Her tone changed completely. “Oh. My.” she said. “You, um, you have a LOT of black and blue marks all over your neck…” Her tone was one of immense concern. I had no idea what she was talking about. “Do you know where these marks came from?” She asked. I didn’t even know what marks she was talking about.
She gently touched one, and as she touched it, it started to rub off. “OH!” she said with a huge sign of relief. “They’re not bruises!” We deduced that I had been wearing a cheap, fake gold necklace earlier in the day, and that my skin probably reacted with the necklace material in some way. She wiped off the marks with some makeup remover, and I apologized for holding her up and thanked her for helping me. “Oh, it’s no problem at all” she said. “I’m just glad the marks aren’t bruises! Then, we’d have much more serious problems!”.
We finished, I dunked, and then I went home. On the way home, I thought about the irony of the situation. I, a woman who works with victims of rape and domestic abuse all day, was suspected of herself being abused. I also thought about the Mikvah Lady’s role in spotting the abuse. I know that they’re trained to recognize signs of abuse and to potentially confront women they view as victims, but I wondered, how would that conversation go? I can’t imagine it would be pleasant. And to intertwine it with the mitzvah of mikvah? I know that mikvaot often place ads for help agencies in the prep rooms, since those are a safe spot, away from the intimate males that could be endangering the women. They’re great places to make the initial call, to make a safety plan, and to seek help. But, still, what if a woman wasn’t ready to take the first step but the Mikvah Lady confronted her anyway? Then, the mikvah would just turn in to another source of anxiety and fear. Thoughts like , “Will she ask me about my bruises today?” and “What cover story can I use this time?” will replace the serenity that mikvah often brings. Some women might be pushed to not even use the mikvah, for fear of being confronted.

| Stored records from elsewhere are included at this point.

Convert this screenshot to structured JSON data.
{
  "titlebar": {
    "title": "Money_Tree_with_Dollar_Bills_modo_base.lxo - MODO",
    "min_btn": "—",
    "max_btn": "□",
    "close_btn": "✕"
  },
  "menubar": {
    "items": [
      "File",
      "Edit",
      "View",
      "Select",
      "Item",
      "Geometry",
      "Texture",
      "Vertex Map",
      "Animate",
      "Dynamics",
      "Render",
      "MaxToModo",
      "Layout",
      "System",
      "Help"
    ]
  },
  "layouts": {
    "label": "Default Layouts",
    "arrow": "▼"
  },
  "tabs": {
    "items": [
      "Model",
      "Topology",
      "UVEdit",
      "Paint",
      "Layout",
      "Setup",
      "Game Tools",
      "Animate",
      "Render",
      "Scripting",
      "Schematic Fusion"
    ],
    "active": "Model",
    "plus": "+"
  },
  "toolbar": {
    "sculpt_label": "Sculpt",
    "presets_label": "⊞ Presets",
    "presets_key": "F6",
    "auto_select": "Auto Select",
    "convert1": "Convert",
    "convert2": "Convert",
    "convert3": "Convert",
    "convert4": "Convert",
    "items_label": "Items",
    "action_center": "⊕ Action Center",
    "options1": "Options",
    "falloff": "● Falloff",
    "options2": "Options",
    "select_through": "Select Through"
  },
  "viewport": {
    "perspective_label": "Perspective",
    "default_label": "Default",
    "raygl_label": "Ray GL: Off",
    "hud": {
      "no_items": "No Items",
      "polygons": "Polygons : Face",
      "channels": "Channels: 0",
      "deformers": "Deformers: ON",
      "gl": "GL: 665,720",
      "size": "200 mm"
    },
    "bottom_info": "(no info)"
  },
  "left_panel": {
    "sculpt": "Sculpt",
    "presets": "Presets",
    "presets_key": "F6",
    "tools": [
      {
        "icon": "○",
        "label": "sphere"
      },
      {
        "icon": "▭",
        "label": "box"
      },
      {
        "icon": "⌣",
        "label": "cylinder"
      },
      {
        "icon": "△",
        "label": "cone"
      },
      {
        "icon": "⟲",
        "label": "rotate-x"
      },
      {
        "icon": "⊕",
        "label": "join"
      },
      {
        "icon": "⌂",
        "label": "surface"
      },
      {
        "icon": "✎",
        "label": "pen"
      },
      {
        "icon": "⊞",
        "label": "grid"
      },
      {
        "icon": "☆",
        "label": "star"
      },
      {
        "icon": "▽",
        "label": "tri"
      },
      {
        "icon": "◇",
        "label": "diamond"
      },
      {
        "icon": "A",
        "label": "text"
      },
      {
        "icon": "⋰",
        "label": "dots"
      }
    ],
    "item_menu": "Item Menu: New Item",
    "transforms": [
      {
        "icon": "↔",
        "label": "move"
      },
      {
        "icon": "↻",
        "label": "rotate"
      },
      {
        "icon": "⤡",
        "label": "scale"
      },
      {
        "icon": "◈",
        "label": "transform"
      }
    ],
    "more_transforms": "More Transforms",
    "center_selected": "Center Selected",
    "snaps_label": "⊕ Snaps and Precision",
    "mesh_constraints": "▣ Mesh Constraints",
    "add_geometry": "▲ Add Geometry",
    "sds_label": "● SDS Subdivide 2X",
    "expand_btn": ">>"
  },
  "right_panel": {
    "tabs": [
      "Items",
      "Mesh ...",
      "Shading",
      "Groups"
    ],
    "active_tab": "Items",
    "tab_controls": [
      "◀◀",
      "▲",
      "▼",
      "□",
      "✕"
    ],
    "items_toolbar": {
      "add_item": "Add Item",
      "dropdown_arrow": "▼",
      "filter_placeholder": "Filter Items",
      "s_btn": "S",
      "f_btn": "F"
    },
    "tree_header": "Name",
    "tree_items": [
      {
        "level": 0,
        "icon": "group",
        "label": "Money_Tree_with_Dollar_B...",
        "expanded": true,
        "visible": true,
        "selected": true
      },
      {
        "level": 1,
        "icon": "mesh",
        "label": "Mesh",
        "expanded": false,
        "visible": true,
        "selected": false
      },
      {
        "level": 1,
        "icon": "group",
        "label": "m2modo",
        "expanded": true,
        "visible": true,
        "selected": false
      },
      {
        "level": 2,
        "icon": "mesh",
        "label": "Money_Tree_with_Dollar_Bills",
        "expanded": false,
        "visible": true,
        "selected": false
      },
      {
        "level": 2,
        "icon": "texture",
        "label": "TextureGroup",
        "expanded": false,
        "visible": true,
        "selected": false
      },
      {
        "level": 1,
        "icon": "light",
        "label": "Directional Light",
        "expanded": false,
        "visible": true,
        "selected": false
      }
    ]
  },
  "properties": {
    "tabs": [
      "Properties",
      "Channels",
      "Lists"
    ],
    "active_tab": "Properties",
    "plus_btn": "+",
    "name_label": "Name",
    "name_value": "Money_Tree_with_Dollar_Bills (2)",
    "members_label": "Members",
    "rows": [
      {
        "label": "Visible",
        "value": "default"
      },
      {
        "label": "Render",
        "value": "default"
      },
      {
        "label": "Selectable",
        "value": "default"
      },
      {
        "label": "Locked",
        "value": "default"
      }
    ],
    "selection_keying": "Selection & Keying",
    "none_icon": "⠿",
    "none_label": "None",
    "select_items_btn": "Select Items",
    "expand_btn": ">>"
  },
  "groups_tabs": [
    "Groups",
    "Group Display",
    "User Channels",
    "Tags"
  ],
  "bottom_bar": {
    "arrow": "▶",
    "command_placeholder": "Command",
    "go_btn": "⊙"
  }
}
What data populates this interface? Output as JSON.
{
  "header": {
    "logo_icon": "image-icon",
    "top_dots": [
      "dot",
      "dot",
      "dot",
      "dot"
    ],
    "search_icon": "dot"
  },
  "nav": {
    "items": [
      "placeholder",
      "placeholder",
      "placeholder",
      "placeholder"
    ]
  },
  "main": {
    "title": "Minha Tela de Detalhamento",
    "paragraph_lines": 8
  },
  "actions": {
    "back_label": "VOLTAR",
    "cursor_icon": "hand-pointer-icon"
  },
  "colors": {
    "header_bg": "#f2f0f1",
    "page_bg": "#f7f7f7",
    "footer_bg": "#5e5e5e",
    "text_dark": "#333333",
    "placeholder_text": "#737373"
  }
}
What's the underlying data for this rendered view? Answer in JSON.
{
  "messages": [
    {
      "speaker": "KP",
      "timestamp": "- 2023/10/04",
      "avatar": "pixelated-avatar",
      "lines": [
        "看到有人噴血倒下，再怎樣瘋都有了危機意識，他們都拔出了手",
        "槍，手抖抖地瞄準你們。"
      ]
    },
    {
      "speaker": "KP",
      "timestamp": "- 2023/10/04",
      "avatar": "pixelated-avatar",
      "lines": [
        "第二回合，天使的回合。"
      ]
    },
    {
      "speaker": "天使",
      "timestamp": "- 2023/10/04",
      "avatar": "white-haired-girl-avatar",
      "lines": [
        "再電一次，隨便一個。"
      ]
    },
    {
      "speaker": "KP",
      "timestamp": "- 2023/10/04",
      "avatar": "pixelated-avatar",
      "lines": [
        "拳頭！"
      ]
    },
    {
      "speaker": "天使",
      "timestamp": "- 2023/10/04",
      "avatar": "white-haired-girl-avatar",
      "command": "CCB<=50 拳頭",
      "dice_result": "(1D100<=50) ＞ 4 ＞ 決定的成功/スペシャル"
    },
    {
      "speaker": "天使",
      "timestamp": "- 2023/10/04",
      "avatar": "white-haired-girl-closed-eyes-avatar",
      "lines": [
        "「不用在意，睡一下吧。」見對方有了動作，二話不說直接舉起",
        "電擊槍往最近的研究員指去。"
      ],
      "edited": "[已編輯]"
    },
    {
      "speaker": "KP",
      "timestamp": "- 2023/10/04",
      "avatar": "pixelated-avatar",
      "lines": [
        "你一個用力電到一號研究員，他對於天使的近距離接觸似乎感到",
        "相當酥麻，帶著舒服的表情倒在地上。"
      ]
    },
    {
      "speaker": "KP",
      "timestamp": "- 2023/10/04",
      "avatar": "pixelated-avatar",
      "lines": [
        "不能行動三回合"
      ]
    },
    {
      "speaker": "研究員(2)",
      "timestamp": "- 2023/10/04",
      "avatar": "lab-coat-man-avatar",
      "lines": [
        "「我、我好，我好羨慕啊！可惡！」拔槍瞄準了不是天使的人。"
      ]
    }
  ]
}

I don’t know what the answer is. But I do know that for the thirty seconds that my mikvah lady thought I was abused, I felt very uncomfortable.